But who can anticipate the weapon that shall lay him low, or make adequate provision against the inexhaustible resources of love?
McNiel had sat for a week at table, opposite an invalid widow and her daughter. He had passed them potatoes not less than a dozen times, and helped the young lady twice to cherry-pie. The only impression he had derived from their demeanor and appearance, was, that they were very genteel and quiet. On the morning after his conversation in the garden, he awoke just before sunrise, and found himself lying with his face to the wall, in one of the diminutive chambers in which visitors to the Springs are so unceremoniously packed. His eyes opened within six inches of the plaster; and he amused himself for some minutes, in conjuring the cracks and veins it displayed, into imaginary forms of warriors and animals. At length his mind reverted to himself, and his present quarters. “Well, I've been here just a fortnight,” thus he mused, " and a pretty dull time I've had of it.
Day after day, the same stupid routine. In the morning I swallow six glasses of Congress water at the spring, with the hollow eyes of that sick minister from Connecticut glaring on me like a serpent, and the die-away tones of that nervous lady from Philadelphia, sounding like a knell in my ears. I cannot drink in peace for those everlasting Misses Hill, who all three chatter at once, and expect me to be entertaining and talkative so early in the morning, with my stomach full of cold liquid, and a long dull day in perspective! Then comes break. fast. The clatter of plates, the murmur of voices, the rushing of the black waiters, and the variety of steams, make me glad to retreat. I find a still corner of the piazza, and begin to read; but the flies, a draught of air, or the intrusive gabble of my acquaintances, utterly prevent me from becoming absorbed in a book. It has now grown too warm to walk, and I look in vain for Dr. Clayton, who is the only man here whose conversa. tion interests me. I avoid the billiard-room because I know who I shall meet there. The swing is occupied. The thrumming on the piano of that old maid from Providence, makes the saloon uninhabitable. They are talking politics in the bar-room.

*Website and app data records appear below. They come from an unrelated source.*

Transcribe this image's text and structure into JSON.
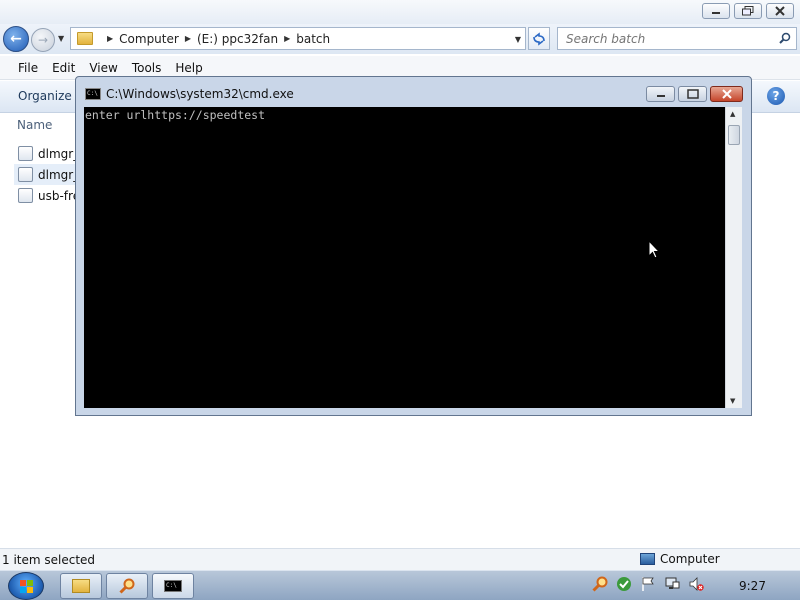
{
  "explorer": {
    "address": {
      "crumbs": [
        "Computer",
        "(E:) ppc32fan",
        "batch"
      ]
    },
    "search": {
      "placeholder": "Search batch"
    },
    "menu": [
      "File",
      "Edit",
      "View",
      "Tools",
      "Help"
    ],
    "toolbar": {
      "organize_label": "Organize ▾"
    },
    "columns": {
      "name": "Name"
    },
    "files": [
      {
        "label": "dlmgr_"
      },
      {
        "label": "dlmgr_"
      },
      {
        "label": "usb-fre"
      }
    ],
    "status": {
      "left": "1 item selected",
      "right": "Computer"
    }
  },
  "cmd": {
    "title": "C:\\Windows\\system32\\cmd.exe",
    "console_text": "enter urlhttps://speedtest"
  },
  "taskbar": {
    "clock": "9:27"
  },
  "icons": {
    "explorer_minimize": "minimize-icon",
    "explorer_maximize": "restore-icon",
    "explorer_close": "close-icon",
    "cmd_icon": "C:\\"
  }
}
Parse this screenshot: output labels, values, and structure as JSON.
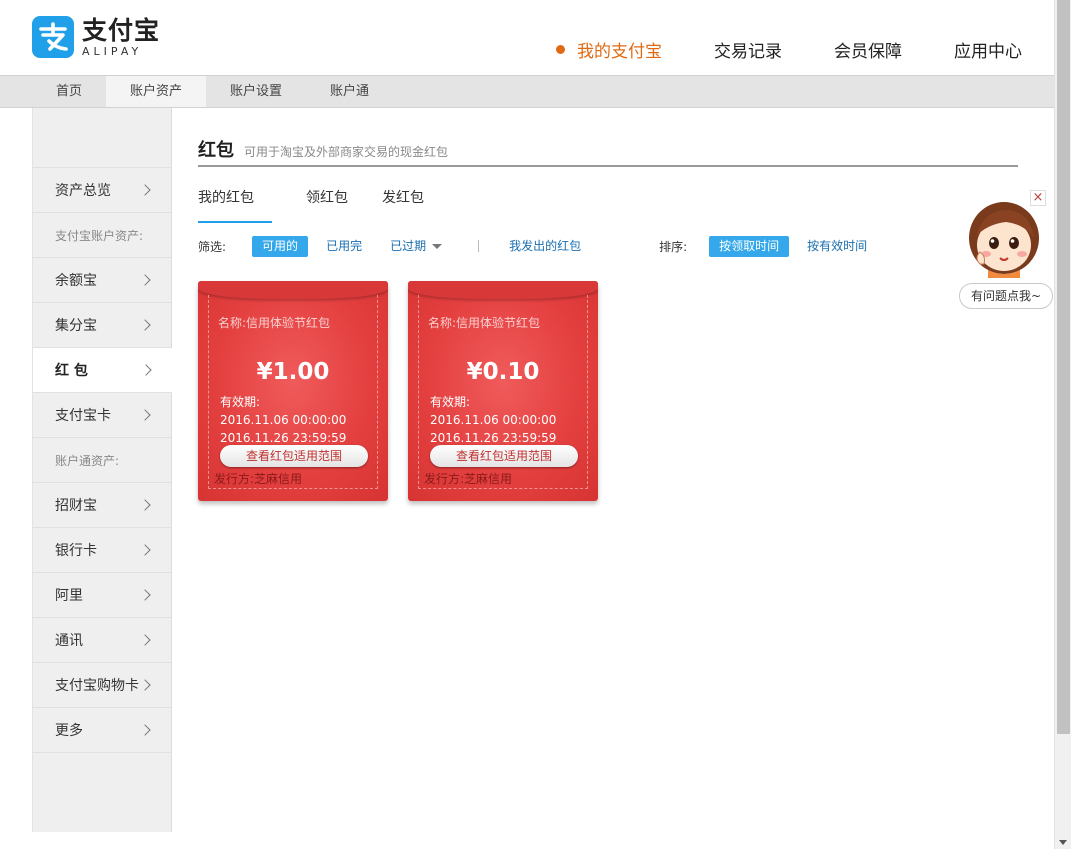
{
  "header": {
    "logo_cn": "支付宝",
    "logo_en": "ALIPAY",
    "nav": [
      {
        "label": "我的支付宝",
        "active": true
      },
      {
        "label": "交易记录"
      },
      {
        "label": "会员保障"
      },
      {
        "label": "应用中心"
      }
    ],
    "accent_color": "#e06a13"
  },
  "subnav": [
    "首页",
    "账户资产",
    "账户设置",
    "账户通"
  ],
  "sidebar": {
    "item_overview": "资产总览",
    "group_alipay": "支付宝账户资产:",
    "item_yuebao": "余额宝",
    "item_jifenbao": "集分宝",
    "item_hongbao": "红 包",
    "item_alipay_card": "支付宝卡",
    "group_zhanghutong": "账户通资产:",
    "item_zhaocaibao": "招财宝",
    "item_bank_card": "银行卡",
    "item_ali": "阿里",
    "item_tongxun": "通讯",
    "item_shopping_card": "支付宝购物卡",
    "item_more": "更多"
  },
  "main": {
    "title": "红包",
    "subtitle": "可用于淘宝及外部商家交易的现金红包",
    "tabs": [
      "我的红包",
      "领红包",
      "发红包"
    ],
    "filter": {
      "label": "筛选:",
      "options": [
        "可用的",
        "已用完",
        "已过期"
      ],
      "my_sent": "我发出的红包"
    },
    "sort": {
      "label": "排序:",
      "options": [
        "按领取时间",
        "按有效时间"
      ]
    },
    "packets": [
      {
        "name": "名称:信用体验节红包",
        "amount": "¥1.00",
        "valid_label": "有效期:",
        "valid_from": "2016.11.06 00:00:00",
        "valid_to": "2016.11.26 23:59:59",
        "button": "查看红包适用范围",
        "issuer": "发行方:芝麻信用"
      },
      {
        "name": "名称:信用体验节红包",
        "amount": "¥0.10",
        "valid_label": "有效期:",
        "valid_from": "2016.11.06 00:00:00",
        "valid_to": "2016.11.26 23:59:59",
        "button": "查看红包适用范围",
        "issuer": "发行方:芝麻信用"
      }
    ]
  },
  "help": {
    "close": "×",
    "bubble": "有问题点我~"
  }
}
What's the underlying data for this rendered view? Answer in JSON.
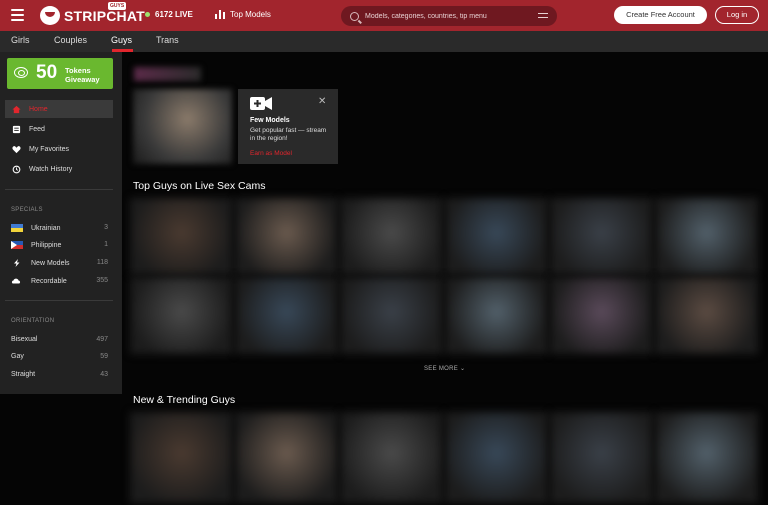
{
  "topbar": {
    "logo_text": "STRIPCHAT",
    "logo_badge": "GUYS",
    "live_count": "6172 LIVE",
    "top_models": "Top Models",
    "search_placeholder": "Models, categories, countries, tip menu",
    "create_account": "Create Free Account",
    "login": "Log in"
  },
  "subnav": {
    "tabs": [
      {
        "label": "Girls",
        "active": false
      },
      {
        "label": "Couples",
        "active": false
      },
      {
        "label": "Guys",
        "active": true
      },
      {
        "label": "Trans",
        "active": false
      }
    ]
  },
  "sidebar": {
    "giveaway": {
      "number": "50",
      "line1": "Tokens",
      "line2": "Giveaway"
    },
    "nav": [
      {
        "label": "Home",
        "icon": "home-icon",
        "active": true
      },
      {
        "label": "Feed",
        "icon": "feed-icon"
      },
      {
        "label": "My Favorites",
        "icon": "heart-icon"
      },
      {
        "label": "Watch History",
        "icon": "history-icon"
      }
    ],
    "specials_label": "SPECIALS",
    "specials": [
      {
        "label": "Ukrainian",
        "count": "3",
        "icon": "ukraine-flag-icon"
      },
      {
        "label": "Philippine",
        "count": "1",
        "icon": "philippines-flag-icon"
      },
      {
        "label": "New Models",
        "count": "118",
        "icon": "lightning-icon"
      },
      {
        "label": "Recordable",
        "count": "355",
        "icon": "recordable-icon"
      }
    ],
    "orientation_label": "ORIENTATION",
    "orientation": [
      {
        "label": "Bisexual",
        "count": "497"
      },
      {
        "label": "Gay",
        "count": "59"
      },
      {
        "label": "Straight",
        "count": "43"
      }
    ]
  },
  "promo_card": {
    "title": "Few Models",
    "text": "Get popular fast — stream in the region!",
    "link": "Earn as Model"
  },
  "sections": {
    "top_title": "Top Guys on Live Sex Cams",
    "see_more": "SEE MORE",
    "trending_title": "New & Trending Guys"
  },
  "colors": {
    "brand": "#a2252d",
    "accent_red": "#e1262d",
    "giveaway_green": "#6ab82f"
  }
}
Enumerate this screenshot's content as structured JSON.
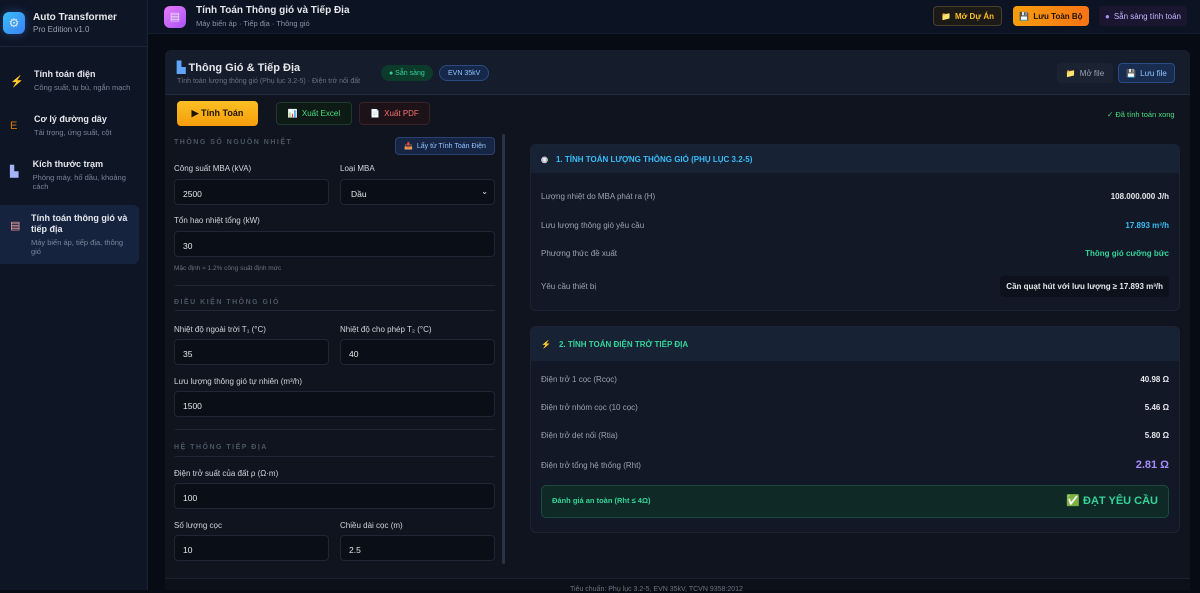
{
  "app": {
    "name": "Auto Transformer",
    "edition": "Pro Edition v1.0"
  },
  "sidebar": {
    "items": [
      {
        "title": "Tính toán điện",
        "sub": "Công suất, tụ bù, ngắn mạch",
        "icon": "lightning-icon"
      },
      {
        "title": "Cơ lý đường dây",
        "sub": "Tải trọng, ứng suất, cột",
        "icon": "tower-icon"
      },
      {
        "title": "Kích thước trạm",
        "sub": "Phòng máy, hố dầu, khoảng cách",
        "icon": "factory-icon"
      },
      {
        "title": "Tính toán thông gió và tiếp địa",
        "sub": "Máy biến áp, tiếp địa, thông gió",
        "icon": "clipboard-icon"
      }
    ]
  },
  "topbar": {
    "title": "Tính Toán Thông gió và Tiếp Địa",
    "sub": "Máy biến áp · Tiếp địa · Thông gió",
    "open_project": "Mở Dự Án",
    "save_all": "Lưu Toàn Bộ",
    "status": "Sẵn sàng tính toán"
  },
  "panel": {
    "title": "Thông Gió & Tiếp Địa",
    "sub": "Tính toán lượng thông gió (Phụ lục 3.2-5) · Điện trở nối đất",
    "badge_ready": "● Sẵn sàng",
    "badge_evn": "EVN 35kV",
    "open_file": "Mở file",
    "save_file": "Lưu file"
  },
  "toolbar": {
    "calc": "▶ Tính Toán",
    "excel": "Xuất Excel",
    "pdf": "Xuất PDF",
    "done": "✓ Đã tính toán xong"
  },
  "form": {
    "sec_heat": "THÔNG SỐ NGUỒN NHIỆT",
    "fetch": "Lấy từ Tính Toán Điện",
    "power_label": "Công suất MBA (kVA)",
    "power": "2500",
    "type_label": "Loại MBA",
    "type": "Dầu",
    "loss_label": "Tổn hao nhiệt tổng (kW)",
    "loss": "30",
    "loss_hint": "Mặc định ≈ 1.2% công suất định mức",
    "sec_vent": "ĐIỀU KIỆN THÔNG GIÓ",
    "t1_label": "Nhiệt độ ngoài trời T₁ (°C)",
    "t1": "35",
    "t2_label": "Nhiệt độ cho phép T₂ (°C)",
    "t2": "40",
    "natural_label": "Lưu lượng thông gió tự nhiên (m³/h)",
    "natural": "1500",
    "sec_ground": "HỆ THỐNG TIẾP ĐỊA",
    "rho_label": "Điện trở suất của đất ρ (Ω·m)",
    "rho": "100",
    "count_label": "Số lượng cọc",
    "count": "10",
    "length_label": "Chiều dài cọc (m)",
    "length": "2.5"
  },
  "results": {
    "vent": {
      "title": "1. TÍNH TOÁN LƯỢNG THÔNG GIÓ (PHỤ LỤC 3.2-5)",
      "rows": [
        {
          "k": "Lượng nhiệt do MBA phát ra (H)",
          "v": "108.000.000 J/h"
        },
        {
          "k": "Lưu lượng thông gió yêu cầu",
          "v": "17.893 m³/h"
        },
        {
          "k": "Phương thức đề xuất",
          "v": "Thông gió cưỡng bức"
        },
        {
          "k": "Yêu cầu thiết bị",
          "v": "Cần quạt hút với lưu lượng ≥ 17.893 m³/h"
        }
      ]
    },
    "ground": {
      "title": "2. TÍNH TOÁN ĐIỆN TRỞ TIẾP ĐỊA",
      "rows": [
        {
          "k": "Điện trở 1 cọc (Rcọc)",
          "v": "40.98 Ω"
        },
        {
          "k": "Điện trở nhóm cọc (10 cọc)",
          "v": "5.46 Ω"
        },
        {
          "k": "Điện trở dẹt nối (Rtia)",
          "v": "5.80 Ω"
        },
        {
          "k": "Điện trở tổng hệ thống (Rht)",
          "v": "2.81 Ω"
        }
      ],
      "safety_label": "Đánh giá an toàn (Rht ≤ 4Ω)",
      "safety_result": "ĐẠT YÊU CẦU"
    }
  },
  "footer": "Tiêu chuẩn: Phụ lục 3.2-5, EVN 35kV, TCVN 9358:2012"
}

The very sight of the newspapers gives me a qualm. I involuntarily begin to doze, when that infernal gong sounds the hour to dress. No matter ; any thing for a relief. Dinner is insuffera. ble; more show and noise, than relish and comfort. How gladly I escape to the garden and smoke ! That reminds we of what I told Jones, yesterday, about mat.